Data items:
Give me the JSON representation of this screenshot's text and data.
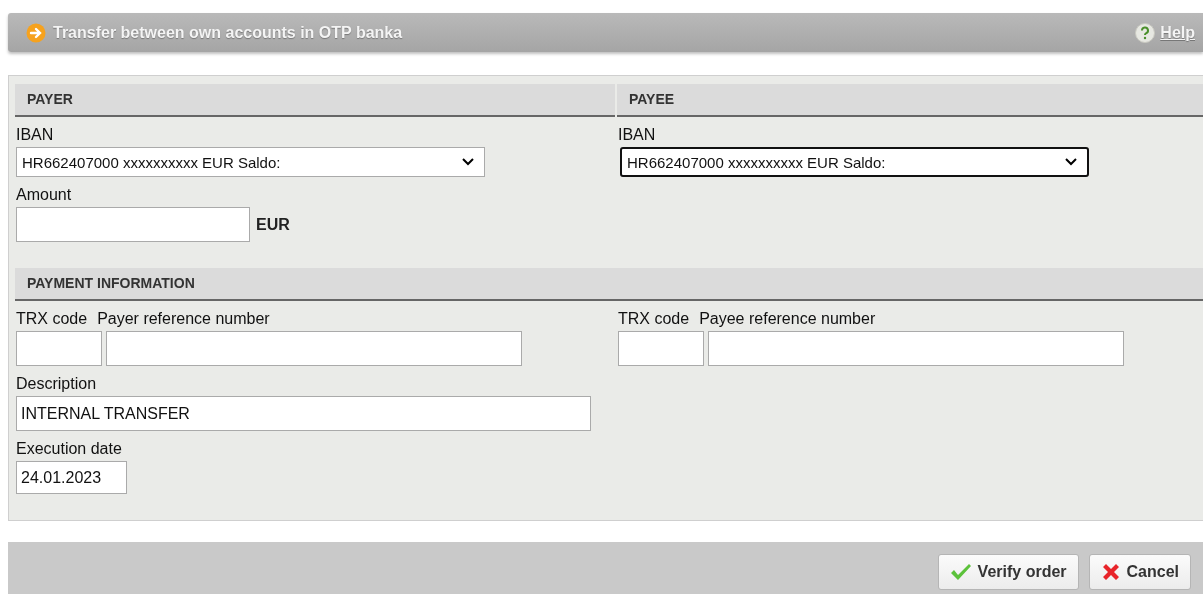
{
  "title_bar": {
    "title": "Transfer between own accounts in OTP banka",
    "help_link": "Help"
  },
  "payer": {
    "heading": "PAYER",
    "iban_label": "IBAN",
    "iban_value": "HR662407000 xxxxxxxxxx  EUR Saldo:",
    "focused": false,
    "amount_label": "Amount",
    "currency": "EUR"
  },
  "payee": {
    "heading": "PAYEE",
    "iban_label": "IBAN",
    "iban_value": "HR662407000 xxxxxxxxxx  EUR Saldo:",
    "focused": true
  },
  "payment_information": {
    "heading": "PAYMENT INFORMATION",
    "payer_side": {
      "trx_label": "TRX code",
      "ref_label": "Payer reference number"
    },
    "payee_side": {
      "trx_label": "TRX code",
      "ref_label": "Payee reference number"
    },
    "description_label": "Description",
    "description_value": "INTERNAL TRANSFER",
    "execution_date_label": "Execution date",
    "execution_date_value": "24.01.2023"
  },
  "buttons": [
    {
      "kind": "verify",
      "label": "Verify order"
    },
    {
      "kind": "cancel",
      "label": "Cancel"
    }
  ]
}
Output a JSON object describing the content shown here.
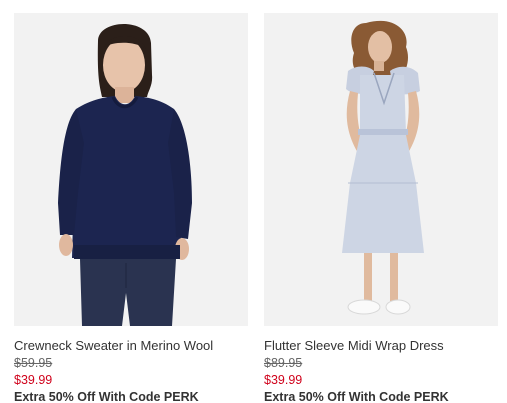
{
  "products": [
    {
      "name": "Crewneck Sweater in Merino Wool",
      "original_price": "$59.95",
      "sale_price": "$39.99",
      "promo": "Extra 50% Off With Code PERK",
      "image": "model-navy-sweater-jeans"
    },
    {
      "name": "Flutter Sleeve Midi Wrap Dress",
      "original_price": "$89.95",
      "sale_price": "$39.99",
      "promo": "Extra 50% Off With Code PERK",
      "image": "model-light-blue-wrap-dress-sneakers"
    }
  ],
  "colors": {
    "sale_red": "#d0021b",
    "text": "#333333",
    "strike_grey": "#666666",
    "photo_bg": "#f3f3f3"
  }
}
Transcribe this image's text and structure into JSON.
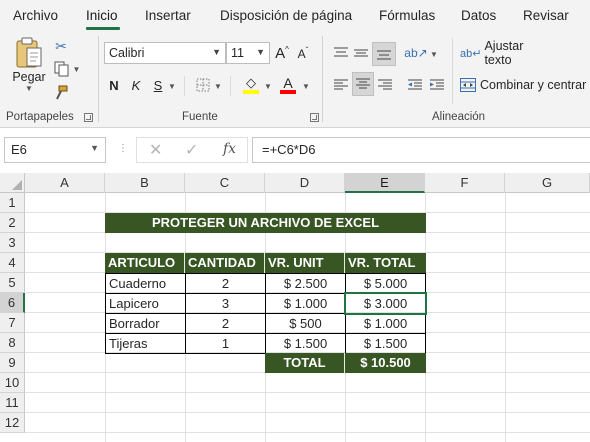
{
  "tabs": [
    "Archivo",
    "Inicio",
    "Insertar",
    "Disposición de página",
    "Fórmulas",
    "Datos",
    "Revisar"
  ],
  "active_tab": "Inicio",
  "ribbon": {
    "clipboard": {
      "label": "Portapapeles",
      "paste": "Pegar"
    },
    "font": {
      "label": "Fuente",
      "name": "Calibri",
      "size": "11",
      "bold": "N",
      "italic": "K",
      "underline": "S",
      "fill_color": "#FFFF00",
      "font_color": "#FF0000"
    },
    "alignment": {
      "label": "Alineación",
      "wrap_text": "Ajustar texto",
      "merge_center": "Combinar y centrar"
    }
  },
  "formula_bar": {
    "name_box": "E6",
    "fx": "fx",
    "formula": "=+C6*D6"
  },
  "sheet": {
    "columns": [
      "A",
      "B",
      "C",
      "D",
      "E",
      "F",
      "G"
    ],
    "rows": [
      "1",
      "2",
      "3",
      "4",
      "5",
      "6",
      "7",
      "8",
      "9",
      "10",
      "11",
      "12"
    ],
    "selected_cell": "E6",
    "title": "PROTEGER UN ARCHIVO DE EXCEL",
    "headers": [
      "ARTICULO",
      "CANTIDAD",
      "VR. UNIT",
      "VR. TOTAL"
    ],
    "items": [
      {
        "articulo": "Cuaderno",
        "cantidad": "2",
        "vr_unit": "$ 2.500",
        "vr_total": "$ 5.000"
      },
      {
        "articulo": "Lapicero",
        "cantidad": "3",
        "vr_unit": "$ 1.000",
        "vr_total": "$ 3.000"
      },
      {
        "articulo": "Borrador",
        "cantidad": "2",
        "vr_unit": "$ 500",
        "vr_total": "$ 1.000"
      },
      {
        "articulo": "Tijeras",
        "cantidad": "1",
        "vr_unit": "$ 1.500",
        "vr_total": "$ 1.500"
      }
    ],
    "total_label": "TOTAL",
    "total_value": "$ 10.500",
    "header_fill_color": "#375623"
  }
}
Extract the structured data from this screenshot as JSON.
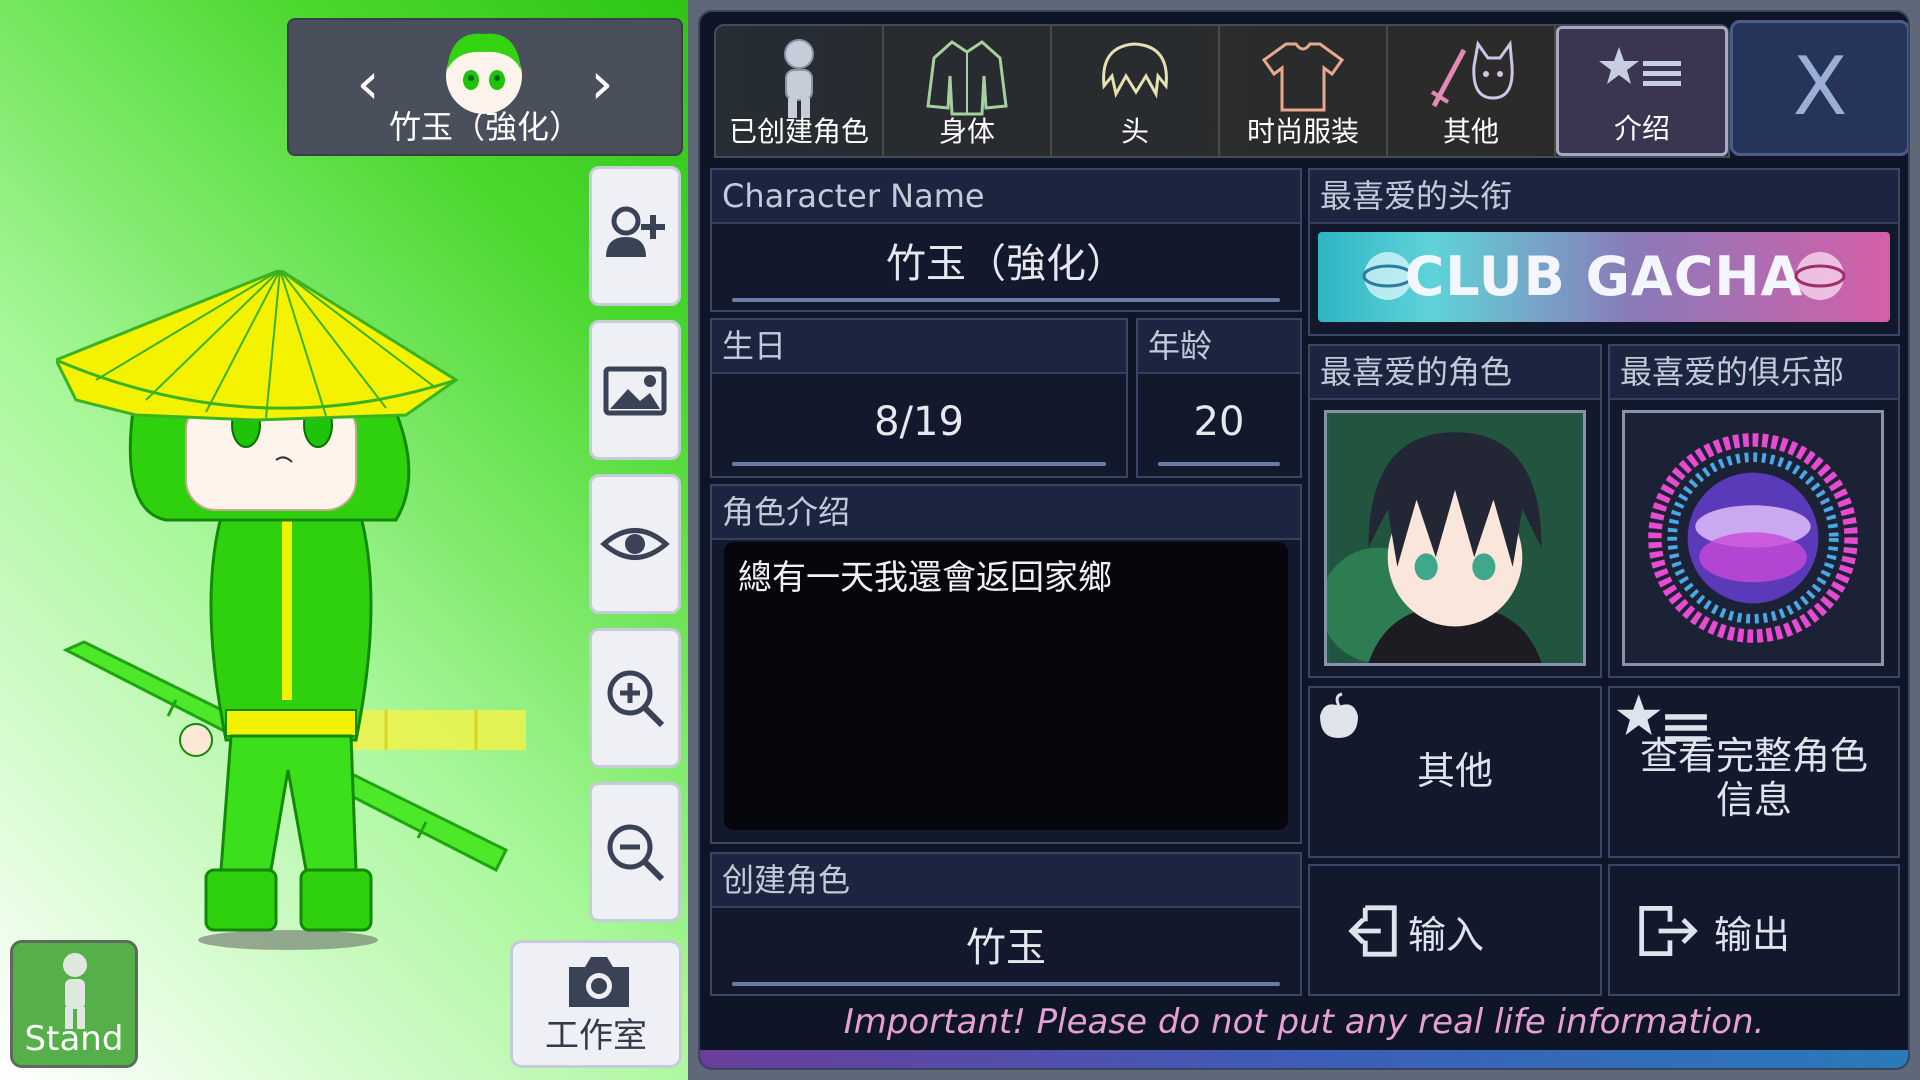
{
  "character_nav": {
    "name": "竹玉（強化）"
  },
  "stand_button": {
    "label": "Stand"
  },
  "studio_button": {
    "label": "工作室"
  },
  "tabs": [
    {
      "label": "已创建角色",
      "icon": "person-icon"
    },
    {
      "label": "身体",
      "icon": "jacket-icon"
    },
    {
      "label": "头",
      "icon": "hair-icon"
    },
    {
      "label": "时尚服装",
      "icon": "shirt-icon"
    },
    {
      "label": "其他",
      "icon": "sword-cat-icon"
    },
    {
      "label": "介绍",
      "icon": "star-list-icon"
    }
  ],
  "close_label": "X",
  "character_name": {
    "label": "Character Name",
    "value": "竹玉（強化）"
  },
  "birthday": {
    "label": "生日",
    "value": "8/19"
  },
  "age": {
    "label": "年龄",
    "value": "20"
  },
  "intro": {
    "label": "角色介绍",
    "value": "總有一天我還會返回家鄉"
  },
  "created_character": {
    "label": "创建角色",
    "value": "竹玉"
  },
  "favorite_title": {
    "label": "最喜爱的头衔",
    "value": "CLUB GACHA"
  },
  "favorite_character": {
    "label": "最喜爱的角色"
  },
  "favorite_club": {
    "label": "最喜爱的俱乐部"
  },
  "other_button": {
    "label": "其他"
  },
  "full_info_button": {
    "label": "查看完整角色信息"
  },
  "import_button": {
    "label": "输入"
  },
  "export_button": {
    "label": "输出"
  },
  "important_note": "Important! Please do not put any real life information.",
  "colors": {
    "accent_green": "#2dc514",
    "panel_bg": "#0d1527",
    "note_pink": "#e6a0d4"
  }
}
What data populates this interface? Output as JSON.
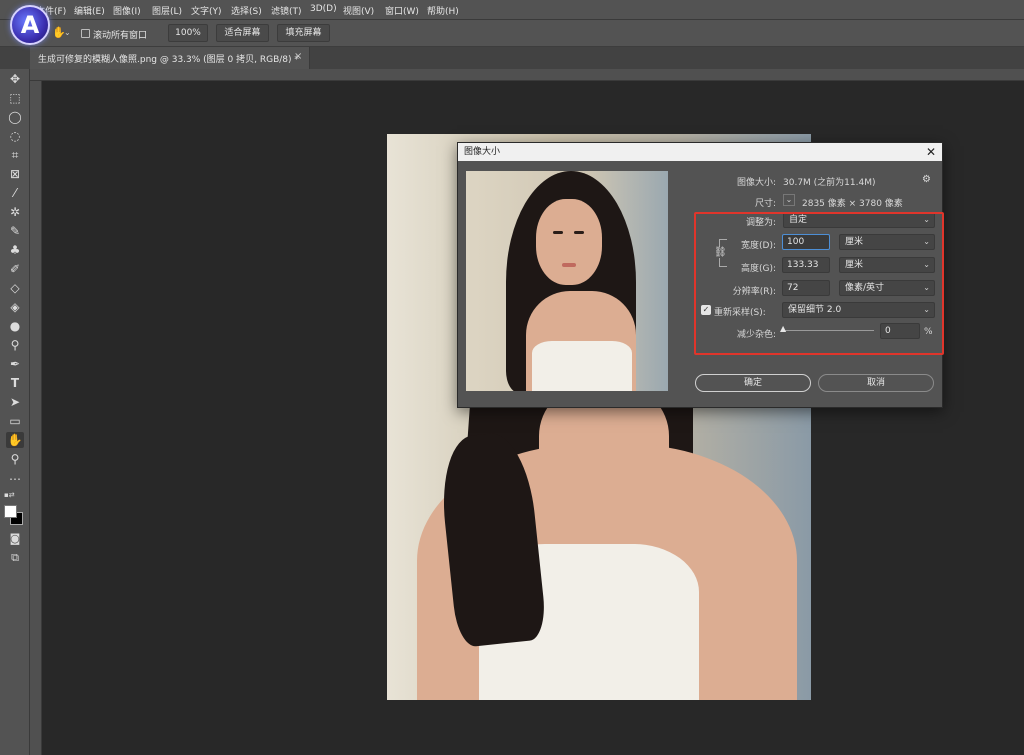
{
  "menu": [
    "文件(F)",
    "编辑(E)",
    "图像(I)",
    "图层(L)",
    "文字(Y)",
    "选择(S)",
    "滤镜(T)",
    "3D(D)",
    "视图(V)",
    "窗口(W)",
    "帮助(H)"
  ],
  "options": {
    "scroll_all_label": "滚动所有窗口",
    "zoom_btn": "100%",
    "fit_btn": "适合屏幕",
    "fill_btn": "填充屏幕"
  },
  "doc_tab": {
    "title": "生成可修复的模糊人像照.png @ 33.3% (图层 0 拷贝, RGB/8) *",
    "close": "×"
  },
  "logo_letter": "A",
  "dialog": {
    "title": "图像大小",
    "close": "✕",
    "image_size_label": "图像大小:",
    "image_size_value": "30.7M (之前为11.4M)",
    "dimensions_label": "尺寸:",
    "dimensions_value": "2835 像素 × 3780 像素",
    "fit_to_label": "调整为:",
    "fit_to_value": "自定",
    "width_label": "宽度(D):",
    "width_value": "100",
    "width_unit": "厘米",
    "height_label": "高度(G):",
    "height_value": "133.33",
    "height_unit": "厘米",
    "resolution_label": "分辨率(R):",
    "resolution_value": "72",
    "resolution_unit": "像素/英寸",
    "resample_label": "重新采样(S):",
    "resample_checked": true,
    "resample_method": "保留细节 2.0",
    "reduce_noise_label": "减少杂色:",
    "reduce_noise_value": "0",
    "reduce_noise_unit": "%",
    "ok_label": "确定",
    "cancel_label": "取消"
  },
  "colors": {
    "highlight_box": "#e0352b",
    "focus_border": "#4d8fd6"
  }
}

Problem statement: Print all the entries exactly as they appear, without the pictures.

Answer to this task:
Give me the JSON representation of this screenshot's text and data.
{
  "title_bar": {
    "title": "Transfer between own accounts in OTP banka",
    "help_link": "Help"
  },
  "payer": {
    "heading": "PAYER",
    "iban_label": "IBAN",
    "iban_value": "HR662407000 xxxxxxxxxx  EUR Saldo:",
    "focused": false,
    "amount_label": "Amount",
    "currency": "EUR"
  },
  "payee": {
    "heading": "PAYEE",
    "iban_label": "IBAN",
    "iban_value": "HR662407000 xxxxxxxxxx  EUR Saldo:",
    "focused": true
  },
  "payment_information": {
    "heading": "PAYMENT INFORMATION",
    "payer_side": {
      "trx_label": "TRX code",
      "ref_label": "Payer reference number"
    },
    "payee_side": {
      "trx_label": "TRX code",
      "ref_label": "Payee reference number"
    },
    "description_label": "Description",
    "description_value": "INTERNAL TRANSFER",
    "execution_date_label": "Execution date",
    "execution_date_value": "24.01.2023"
  },
  "buttons": [
    {
      "kind": "verify",
      "label": "Verify order"
    },
    {
      "kind": "cancel",
      "label": "Cancel"
    }
  ]
}
Output a JSON object describing the content shown here.
{
  "products": [
    {
      "name": "Crewneck Sweater in Merino Wool",
      "original_price": "$59.95",
      "sale_price": "$39.99",
      "promo": "Extra 50% Off With Code PERK",
      "image": "model-navy-sweater-jeans"
    },
    {
      "name": "Flutter Sleeve Midi Wrap Dress",
      "original_price": "$89.95",
      "sale_price": "$39.99",
      "promo": "Extra 50% Off With Code PERK",
      "image": "model-light-blue-wrap-dress-sneakers"
    }
  ],
  "colors": {
    "sale_red": "#d0021b",
    "text": "#333333",
    "strike_grey": "#666666",
    "photo_bg": "#f3f3f3"
  }
}
Transcribe this image's text and structure into JSON.
{
  "tabs": [
    "Archivo",
    "Inicio",
    "Insertar",
    "Disposición de página",
    "Fórmulas",
    "Datos",
    "Revisar"
  ],
  "active_tab": "Inicio",
  "ribbon": {
    "clipboard": {
      "label": "Portapapeles",
      "paste": "Pegar"
    },
    "font": {
      "label": "Fuente",
      "name": "Calibri",
      "size": "11",
      "bold": "N",
      "italic": "K",
      "underline": "S",
      "fill_color": "#FFFF00",
      "font_color": "#FF0000"
    },
    "alignment": {
      "label": "Alineación",
      "wrap_text": "Ajustar texto",
      "merge_center": "Combinar y centrar"
    }
  },
  "formula_bar": {
    "name_box": "E6",
    "fx": "fx",
    "formula": "=+C6*D6"
  },
  "sheet": {
    "columns": [
      "A",
      "B",
      "C",
      "D",
      "E",
      "F",
      "G"
    ],
    "rows": [
      "1",
      "2",
      "3",
      "4",
      "5",
      "6",
      "7",
      "8",
      "9",
      "10",
      "11",
      "12"
    ],
    "selected_cell": "E6",
    "title": "PROTEGER UN ARCHIVO DE EXCEL",
    "headers": [
      "ARTICULO",
      "CANTIDAD",
      "VR. UNIT",
      "VR. TOTAL"
    ],
    "items": [
      {
        "articulo": "Cuaderno",
        "cantidad": "2",
        "vr_unit": "$ 2.500",
        "vr_total": "$ 5.000"
      },
      {
        "articulo": "Lapicero",
        "cantidad": "3",
        "vr_unit": "$ 1.000",
        "vr_total": "$ 3.000"
      },
      {
        "articulo": "Borrador",
        "cantidad": "2",
        "vr_unit": "$ 500",
        "vr_total": "$ 1.000"
      },
      {
        "articulo": "Tijeras",
        "cantidad": "1",
        "vr_unit": "$ 1.500",
        "vr_total": "$ 1.500"
      }
    ],
    "total_label": "TOTAL",
    "total_value": "$ 10.500",
    "header_fill_color": "#375623"
  }
}
Extract the structured data from this screenshot as JSON.
{
  "character_nav": {
    "name": "竹玉（強化）"
  },
  "stand_button": {
    "label": "Stand"
  },
  "studio_button": {
    "label": "工作室"
  },
  "tabs": [
    {
      "label": "已创建角色",
      "icon": "person-icon"
    },
    {
      "label": "身体",
      "icon": "jacket-icon"
    },
    {
      "label": "头",
      "icon": "hair-icon"
    },
    {
      "label": "时尚服装",
      "icon": "shirt-icon"
    },
    {
      "label": "其他",
      "icon": "sword-cat-icon"
    },
    {
      "label": "介绍",
      "icon": "star-list-icon"
    }
  ],
  "close_label": "X",
  "character_name": {
    "label": "Character Name",
    "value": "竹玉（強化）"
  },
  "birthday": {
    "label": "生日",
    "value": "8/19"
  },
  "age": {
    "label": "年龄",
    "value": "20"
  },
  "intro": {
    "label": "角色介绍",
    "value": "總有一天我還會返回家鄉"
  },
  "created_character": {
    "label": "创建角色",
    "value": "竹玉"
  },
  "favorite_title": {
    "label": "最喜爱的头衔",
    "value": "CLUB GACHA"
  },
  "favorite_character": {
    "label": "最喜爱的角色"
  },
  "favorite_club": {
    "label": "最喜爱的俱乐部"
  },
  "other_button": {
    "label": "其他"
  },
  "full_info_button": {
    "label": "查看完整角色信息"
  },
  "import_button": {
    "label": "输入"
  },
  "export_button": {
    "label": "输出"
  },
  "important_note": "Important! Please do not put any real life information.",
  "colors": {
    "accent_green": "#2dc514",
    "panel_bg": "#0d1527",
    "note_pink": "#e6a0d4"
  }
}
What data populates this interface? Output as JSON.
{
  "menu": [
    "文件(F)",
    "编辑(E)",
    "图像(I)",
    "图层(L)",
    "文字(Y)",
    "选择(S)",
    "滤镜(T)",
    "3D(D)",
    "视图(V)",
    "窗口(W)",
    "帮助(H)"
  ],
  "options": {
    "scroll_all_label": "滚动所有窗口",
    "zoom_btn": "100%",
    "fit_btn": "适合屏幕",
    "fill_btn": "填充屏幕"
  },
  "doc_tab": {
    "title": "生成可修复的模糊人像照.png @ 33.3% (图层 0 拷贝, RGB/8) *",
    "close": "×"
  },
  "logo_letter": "A",
  "dialog": {
    "title": "图像大小",
    "close": "✕",
    "image_size_label": "图像大小:",
    "image_size_value": "30.7M (之前为11.4M)",
    "dimensions_label": "尺寸:",
    "dimensions_value": "2835 像素 × 3780 像素",
    "fit_to_label": "调整为:",
    "fit_to_value": "自定",
    "width_label": "宽度(D):",
    "width_value": "100",
    "width_unit": "厘米",
    "height_label": "高度(G):",
    "height_value": "133.33",
    "height_unit": "厘米",
    "resolution_label": "分辨率(R):",
    "resolution_value": "72",
    "resolution_unit": "像素/英寸",
    "resample_label": "重新采样(S):",
    "resample_checked": true,
    "resample_method": "保留细节 2.0",
    "reduce_noise_label": "减少杂色:",
    "reduce_noise_value": "0",
    "reduce_noise_unit": "%",
    "ok_label": "确定",
    "cancel_label": "取消"
  },
  "colors": {
    "highlight_box": "#e0352b",
    "focus_border": "#4d8fd6"
  }
}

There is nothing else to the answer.